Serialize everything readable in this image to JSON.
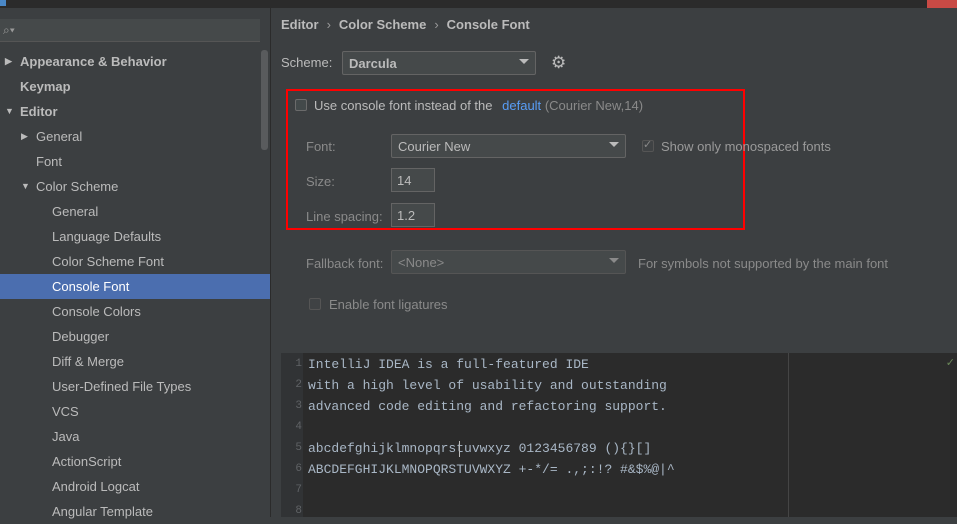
{
  "sidebar": {
    "search_placeholder": "",
    "items": [
      {
        "label": "Appearance & Behavior",
        "level": 0,
        "arrow": "▶",
        "bold": true
      },
      {
        "label": "Keymap",
        "level": 0,
        "arrow": "",
        "bold": true
      },
      {
        "label": "Editor",
        "level": 0,
        "arrow": "▼",
        "bold": true
      },
      {
        "label": "General",
        "level": 1,
        "arrow": "▶",
        "bold": false
      },
      {
        "label": "Font",
        "level": 1,
        "arrow": "",
        "bold": false
      },
      {
        "label": "Color Scheme",
        "level": 1,
        "arrow": "▼",
        "bold": false
      },
      {
        "label": "General",
        "level": 2,
        "arrow": "",
        "bold": false
      },
      {
        "label": "Language Defaults",
        "level": 2,
        "arrow": "",
        "bold": false
      },
      {
        "label": "Color Scheme Font",
        "level": 2,
        "arrow": "",
        "bold": false
      },
      {
        "label": "Console Font",
        "level": 2,
        "arrow": "",
        "bold": false,
        "selected": true
      },
      {
        "label": "Console Colors",
        "level": 2,
        "arrow": "",
        "bold": false
      },
      {
        "label": "Debugger",
        "level": 2,
        "arrow": "",
        "bold": false
      },
      {
        "label": "Diff & Merge",
        "level": 2,
        "arrow": "",
        "bold": false
      },
      {
        "label": "User-Defined File Types",
        "level": 2,
        "arrow": "",
        "bold": false
      },
      {
        "label": "VCS",
        "level": 2,
        "arrow": "",
        "bold": false
      },
      {
        "label": "Java",
        "level": 2,
        "arrow": "",
        "bold": false
      },
      {
        "label": "ActionScript",
        "level": 2,
        "arrow": "",
        "bold": false
      },
      {
        "label": "Android Logcat",
        "level": 2,
        "arrow": "",
        "bold": false
      },
      {
        "label": "Angular Template",
        "level": 2,
        "arrow": "",
        "bold": false
      }
    ]
  },
  "breadcrumb": [
    "Editor",
    "Color Scheme",
    "Console Font"
  ],
  "scheme": {
    "label": "Scheme:",
    "value": "Darcula"
  },
  "console_font": {
    "use_console_font_label": "Use console font instead of the",
    "default_link": "default",
    "default_detail": "(Courier New,14)",
    "font_label": "Font:",
    "font_value": "Courier New",
    "monospaced_label": "Show only monospaced fonts",
    "size_label": "Size:",
    "size_value": "14",
    "line_spacing_label": "Line spacing:",
    "line_spacing_value": "1.2"
  },
  "fallback": {
    "label": "Fallback font:",
    "value": "<None>",
    "hint": "For symbols not supported by the main font"
  },
  "ligatures_label": "Enable font ligatures",
  "preview": {
    "lines": [
      {
        "num": "1",
        "text": "IntelliJ IDEA is a full-featured IDE"
      },
      {
        "num": "2",
        "text": "with a high level of usability and outstanding"
      },
      {
        "num": "3",
        "text": "advanced code editing and refactoring support."
      },
      {
        "num": "4",
        "text": ""
      },
      {
        "num": "5",
        "text": "abcdefghijklmnopqrstuvwxyz 0123456789 (){}[]"
      },
      {
        "num": "6",
        "text": "ABCDEFGHIJKLMNOPQRSTUVWXYZ +-*/= .,;:!? #&$%@|^"
      },
      {
        "num": "7",
        "text": ""
      },
      {
        "num": "8",
        "text": ""
      }
    ]
  },
  "colors": {
    "accent_selection": "#4b6eaf",
    "link": "#589df6",
    "highlight_box": "#ff0000"
  }
}
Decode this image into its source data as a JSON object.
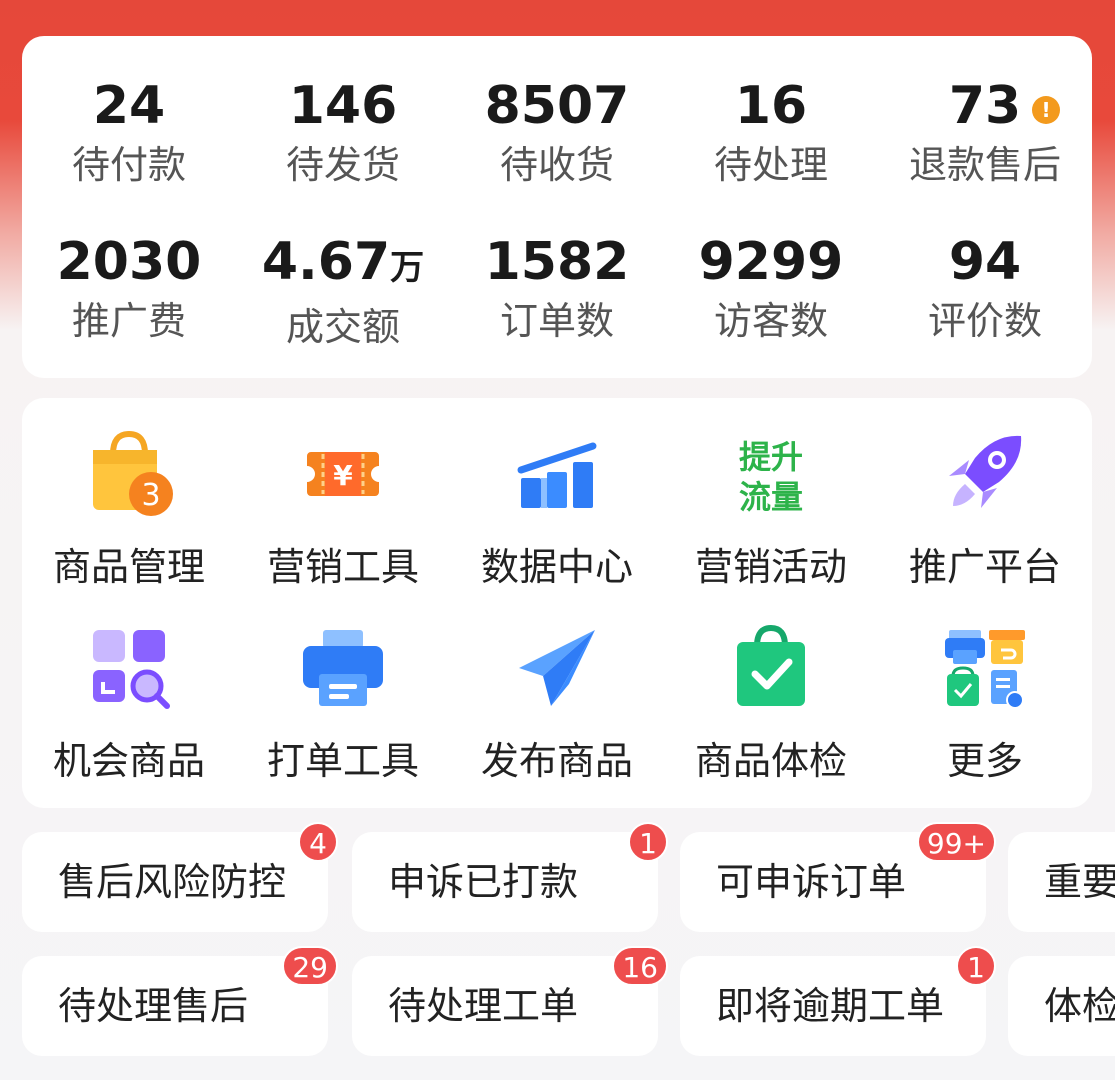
{
  "stats": {
    "row1": [
      {
        "value": "24",
        "label": "待付款"
      },
      {
        "value": "146",
        "label": "待发货"
      },
      {
        "value": "8507",
        "label": "待收货"
      },
      {
        "value": "16",
        "label": "待处理"
      },
      {
        "value": "73",
        "label": "退款售后",
        "alert": "!"
      }
    ],
    "row2": [
      {
        "value": "2030",
        "label": "推广费"
      },
      {
        "value": "4.67",
        "unit": "万",
        "label": "成交额"
      },
      {
        "value": "1582",
        "label": "订单数"
      },
      {
        "value": "9299",
        "label": "访客数"
      },
      {
        "value": "94",
        "label": "评价数"
      }
    ]
  },
  "tools": {
    "row1": [
      {
        "label": "商品管理",
        "icon": "shopping-bag-icon",
        "icon_badge": "3"
      },
      {
        "label": "营销工具",
        "icon": "coupon-icon",
        "icon_text": "¥"
      },
      {
        "label": "数据中心",
        "icon": "bar-chart-icon"
      },
      {
        "label": "营销活动",
        "icon": "boost-traffic-icon",
        "icon_text_1": "提升",
        "icon_text_2": "流量"
      },
      {
        "label": "推广平台",
        "icon": "rocket-icon"
      }
    ],
    "row2": [
      {
        "label": "机会商品",
        "icon": "grid-search-icon"
      },
      {
        "label": "打单工具",
        "icon": "printer-icon"
      },
      {
        "label": "发布商品",
        "icon": "paper-plane-icon"
      },
      {
        "label": "商品体检",
        "icon": "bag-check-icon"
      },
      {
        "label": "更多",
        "icon": "more-apps-icon"
      }
    ]
  },
  "chips": {
    "row1": [
      {
        "label": "售后风险防控",
        "badge": "4"
      },
      {
        "label": "申诉已打款",
        "badge": "1"
      },
      {
        "label": "可申诉订单",
        "badge": "99+"
      },
      {
        "label": "重要"
      }
    ],
    "row2": [
      {
        "label": "待处理售后",
        "badge": "29"
      },
      {
        "label": "待处理工单",
        "badge": "16"
      },
      {
        "label": "即将逾期工单",
        "badge": "1"
      },
      {
        "label": "体检"
      }
    ]
  },
  "colors": {
    "brand_red": "#e5483a",
    "badge_red": "#ee4d4d",
    "alert_orange": "#f39a1d",
    "green_text": "#2db34a"
  }
}
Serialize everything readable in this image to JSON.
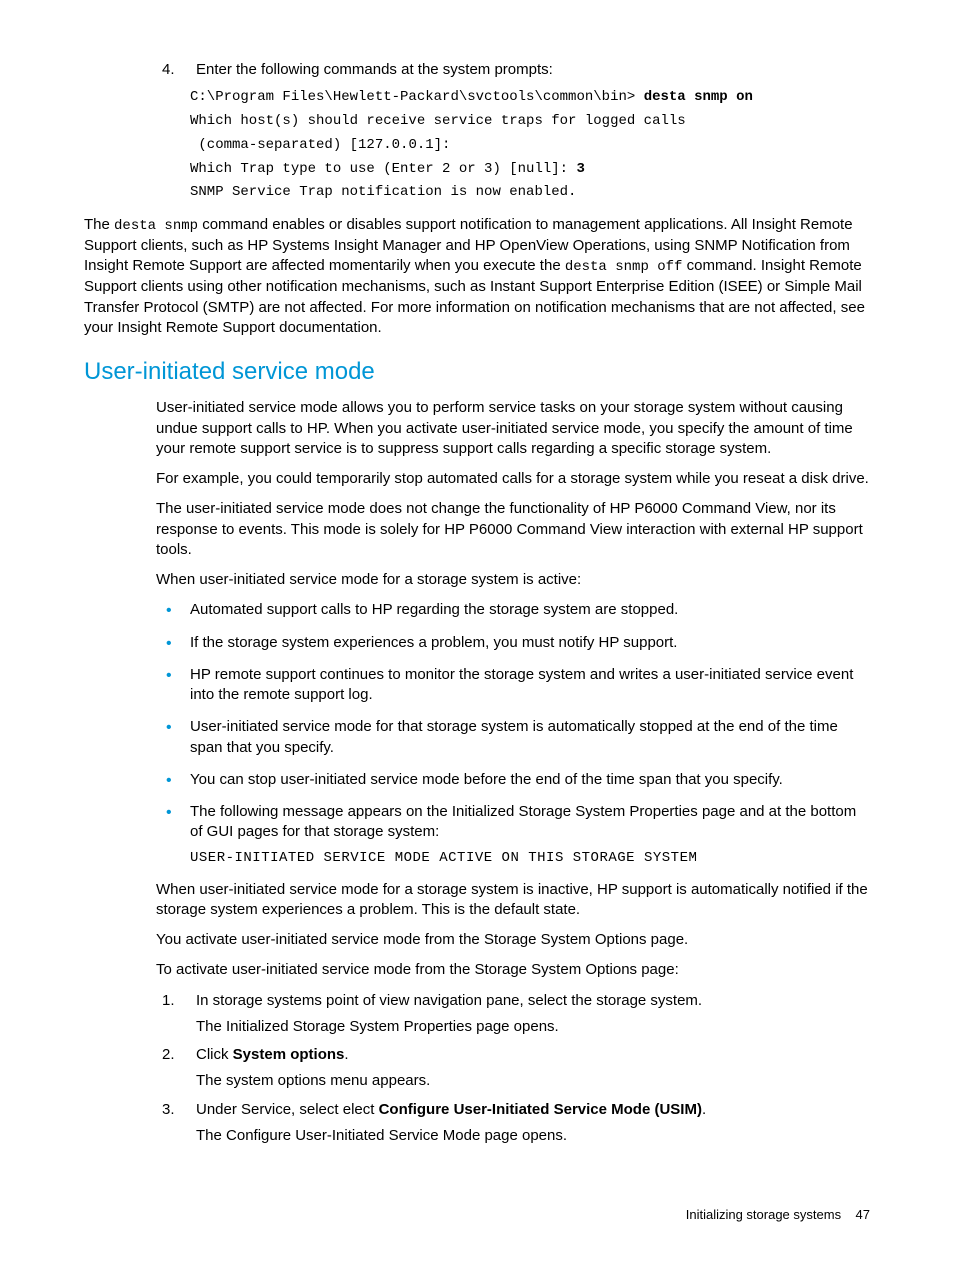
{
  "step4": {
    "num": "4.",
    "text": "Enter the following commands at the system prompts:",
    "code_prompt": "C:\\Program Files\\Hewlett-Packard\\svctools\\common\\bin> ",
    "code_cmd": "desta snmp on",
    "code_line2a": "Which host(s) should receive service traps for logged calls",
    "code_line2b": "(comma-separated) [127.0.0.1]:",
    "code_line3a": "Which Trap type to use (Enter 2 or 3) [null]: ",
    "code_line3b": "3",
    "code_line4": "SNMP Service Trap notification is now enabled."
  },
  "para_desta_1": "The ",
  "para_desta_code1": "desta snmp",
  "para_desta_2": " command enables or disables support notification to management applications. All Insight Remote Support clients, such as HP Systems Insight Manager and HP OpenView Operations, using SNMP Notification from Insight Remote Support are affected momentarily when you execute the ",
  "para_desta_code2": "desta snmp off",
  "para_desta_3": " command. Insight Remote Support clients using other notification mechanisms, such as Instant Support Enterprise Edition (ISEE) or Simple Mail Transfer Protocol (SMTP) are not affected. For more information on notification mechanisms that are not affected, see your Insight Remote Support documentation.",
  "h2": "User-initiated service mode",
  "usim_p1": "User-initiated service mode allows you to perform service tasks on your storage system without causing undue support calls to HP. When you activate user-initiated service mode, you specify the amount of time your remote support service is to suppress support calls regarding a specific storage system.",
  "usim_p2": "For example, you could temporarily stop automated calls for a storage system while you reseat a disk drive.",
  "usim_p3": "The user-initiated service mode does not change the functionality of HP P6000 Command View, nor its response to events. This mode is solely for HP P6000 Command View interaction with external HP support tools.",
  "usim_p4": "When user-initiated service mode for a storage system is active:",
  "bullets": [
    "Automated support calls to HP regarding the storage system are stopped.",
    "If the storage system experiences a problem, you must notify HP support.",
    "HP remote support continues to monitor the storage system and writes a user-initiated service event into the remote support log.",
    "User-initiated service mode for that storage system is automatically stopped at the end of the time span that you specify.",
    "You can stop user-initiated service mode before the end of the time span that you specify."
  ],
  "bullet6_text": "The following message appears on the Initialized Storage System Properties page and at the bottom of GUI pages for that storage system:",
  "bullet6_msg": "USER-INITIATED SERVICE MODE ACTIVE ON THIS STORAGE SYSTEM",
  "usim_p5": "When user-initiated service mode for a storage system is inactive, HP support is automatically notified if the storage system experiences a problem. This is the default state.",
  "usim_p6": "You activate user-initiated service mode from the Storage System Options page.",
  "usim_p7": "To activate user-initiated service mode from the Storage System Options page:",
  "steps": {
    "s1": {
      "num": "1.",
      "t1": "In storage systems point of view navigation pane, select the storage system.",
      "t2": "The Initialized Storage System Properties page opens."
    },
    "s2": {
      "num": "2.",
      "t1a": "Click ",
      "t1b": "System options",
      "t1c": ".",
      "t2": "The system options menu appears."
    },
    "s3": {
      "num": "3.",
      "t1a": "Under Service, select elect ",
      "t1b": "Configure User-Initiated Service Mode (USIM)",
      "t1c": ".",
      "t2": "The Configure User-Initiated Service Mode page opens."
    }
  },
  "footer_text": "Initializing storage systems",
  "footer_page": "47"
}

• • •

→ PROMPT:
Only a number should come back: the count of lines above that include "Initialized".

→ RESULT FOR THIS TASK:
2